"שלוש פעמים בשנה יראה כל זכורך את פני האדון ה' אלקי ישראל"
However, in recent years my regular chol hamoed visits have become increasingly unpleasant. The throngs that flock to Jerusalem over Chag have been (Barukh Hashem) so overwhelming that one year, we experienced a policeman directing the pedestrian traffic through the Rova. The parking has been impossible, and so what might have been a somewhat short visit to daven has become a hot, tiring, crowded trek for the entire family. In addition the pilgrimage has lacked a particularly spiritual component, as with the Kotel so full, it is difficult to concentrate or focus, and one is concerned to lose one of the kids. So, last chol hamoed, for the first time in about 20 years, I just didn’t go.
Well – after my highly positive experience at the Kotel last night, I have a new plan.
I went there to give a shiur to my Talmidim. Yeshivat Eretz Hatzvi was holding its end-of-winter-zman “Mishmar” - learning all night with Vatikin at dawn – by the Wall. I arrived at the Old City at 12:30 and headed to the Wall.
As I emerged from the car, the air was fresh, the streets were quiet, serene, calm. Whenever one goes to the Kotel one anticipates an experience of “Klal Yisrael” – an encounter with a mix of Jews that communicates a deep feeling that beyond our diversity and difference, that there is a fundamental unity of all Jews. This was my mindset as I made my way from Sha’ar HaAshpot towards the security checkpoint.
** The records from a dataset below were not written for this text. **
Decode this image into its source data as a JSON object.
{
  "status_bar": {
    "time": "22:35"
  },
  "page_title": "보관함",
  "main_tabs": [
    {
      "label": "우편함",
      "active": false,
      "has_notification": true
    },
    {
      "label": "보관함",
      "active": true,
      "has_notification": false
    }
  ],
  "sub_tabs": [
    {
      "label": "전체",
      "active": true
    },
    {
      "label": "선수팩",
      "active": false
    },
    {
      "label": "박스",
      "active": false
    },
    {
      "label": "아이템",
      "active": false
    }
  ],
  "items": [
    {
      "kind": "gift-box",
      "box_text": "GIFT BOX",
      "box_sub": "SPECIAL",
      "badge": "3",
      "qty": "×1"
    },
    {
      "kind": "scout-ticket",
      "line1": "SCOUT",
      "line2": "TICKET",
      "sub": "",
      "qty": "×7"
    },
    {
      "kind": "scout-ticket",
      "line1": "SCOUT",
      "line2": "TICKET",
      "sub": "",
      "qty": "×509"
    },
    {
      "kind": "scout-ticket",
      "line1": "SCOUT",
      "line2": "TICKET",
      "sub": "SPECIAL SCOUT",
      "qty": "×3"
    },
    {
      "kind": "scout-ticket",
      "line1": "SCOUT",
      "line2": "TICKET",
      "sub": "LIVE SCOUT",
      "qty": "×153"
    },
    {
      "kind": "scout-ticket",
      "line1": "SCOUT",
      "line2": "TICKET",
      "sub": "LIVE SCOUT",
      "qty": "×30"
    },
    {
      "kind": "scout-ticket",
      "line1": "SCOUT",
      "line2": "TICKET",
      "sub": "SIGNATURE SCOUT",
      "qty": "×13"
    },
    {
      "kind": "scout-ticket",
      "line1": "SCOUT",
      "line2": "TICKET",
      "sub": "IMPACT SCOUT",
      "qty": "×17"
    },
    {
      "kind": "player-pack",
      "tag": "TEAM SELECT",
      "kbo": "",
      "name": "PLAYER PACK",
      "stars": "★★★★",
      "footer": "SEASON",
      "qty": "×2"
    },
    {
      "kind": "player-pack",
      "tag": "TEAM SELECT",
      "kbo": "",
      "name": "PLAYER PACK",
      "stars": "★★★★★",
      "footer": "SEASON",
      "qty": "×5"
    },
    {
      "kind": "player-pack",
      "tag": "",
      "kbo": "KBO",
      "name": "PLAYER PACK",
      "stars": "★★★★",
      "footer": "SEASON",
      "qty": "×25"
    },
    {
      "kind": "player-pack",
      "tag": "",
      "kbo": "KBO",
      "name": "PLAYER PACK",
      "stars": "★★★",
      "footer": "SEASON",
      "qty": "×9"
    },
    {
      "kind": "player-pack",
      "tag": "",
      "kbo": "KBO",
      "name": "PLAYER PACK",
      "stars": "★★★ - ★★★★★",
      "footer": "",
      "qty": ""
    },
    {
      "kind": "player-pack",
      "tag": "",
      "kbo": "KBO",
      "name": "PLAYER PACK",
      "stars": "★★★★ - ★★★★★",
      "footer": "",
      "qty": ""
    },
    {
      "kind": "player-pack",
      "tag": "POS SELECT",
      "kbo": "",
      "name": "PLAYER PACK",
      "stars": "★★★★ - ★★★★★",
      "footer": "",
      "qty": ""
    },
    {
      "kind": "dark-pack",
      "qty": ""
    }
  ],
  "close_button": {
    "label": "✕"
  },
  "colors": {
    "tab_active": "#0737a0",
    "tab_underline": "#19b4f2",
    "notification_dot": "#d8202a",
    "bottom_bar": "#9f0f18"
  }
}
It didn't take long to engage with that diversity. Far ahead were 3 Yeshiva Students. About twenty yards behind me were 4 people – two couples – smiling, jovially teasing one another. They were secular; the women in jeans, the men bare-headed. But they too were making their way to the Wall. Alongside me, an elegantly dressed young lady wearing leggings, carrying a designer handbag walked with a sense of purpose. Who was this woman, I wondered? I was trying to define her, to label her into one of the classic categories, the “tribes” in which we live. As she approached the washbasin, she washed her hands with the washing cup – 3 times alternately. By the way she washed her hand, it was evident that she was accustomed to this ritual. Was she religious? Secular? Newly religious? Once religious? - Who knows? Did she come here regularly? Was she here to pray for someone sick? ... it really didn’t matter. I proceeded, enjoying the fact that we were all here, together; lots of different stereotypes. Tonight, it felt like we all belonged here, in all our difference.
The Kotel was calm, beautiful and reverent. Even the people calling us for a minyan – “Arvit; Arvit!” - made their announcement in soft tones. The Hazzan who lead my minyan – a red-head Hassidic man – davened with expressive kavvana. A simple, daily Ma'ariv, became elevated. Somehow, whenever I am at the Kotel, I sense that I have a special opportunity to stand at the “Gate of Heaven” and to really speak to God. I tried to inject my tefilla with special meaning, to genuinely connect with God. At this late hour, there was no rushing, no pushing; the minyan took its time.
And then, giving shiur. The Yeshiva were congregated there, all sitting at shtenders in the inner area, under Wilson’s Arch, some in havrutot, some learning alone. One or two boys had fallen asleep. I gave shiur to 25 guys, all huddled together, and I tried to communicate to them a sense of our special historic privilege. I told the boys: “Look where we are! Some 2 thousand years ago, our forefathers walked across the bridge above our heads leading the lambs into the Temple, to bring the Korban Pesach! Jews yearned for thousands of years to stand at this very spot. We may not have a Beit Hamikdash, but the Shekhina never leaves this site. We can still fulfill our obligation (Shemot 23:17) to “present ourselves” before God’s presence.” My shiur was Pesach oriented – Redemption, Eliyahu Hanavi, and other related themes. 1 a.m. and I was inspired by the fire of Eliyahu Hanavi, and the interest of my students.
So, I thought to myself, I have now discovered that this is the time of day to come to the Kotel. I think I am going to try to visit regularly now, late at night, at this magical hour when all is calm, when one can daven without interruption, when the Kotel returns to being enchanting, spiritual, inspirational. It is wonderful to have re-discovered my path back to the Kotel.
Chag Kasher Vesameach!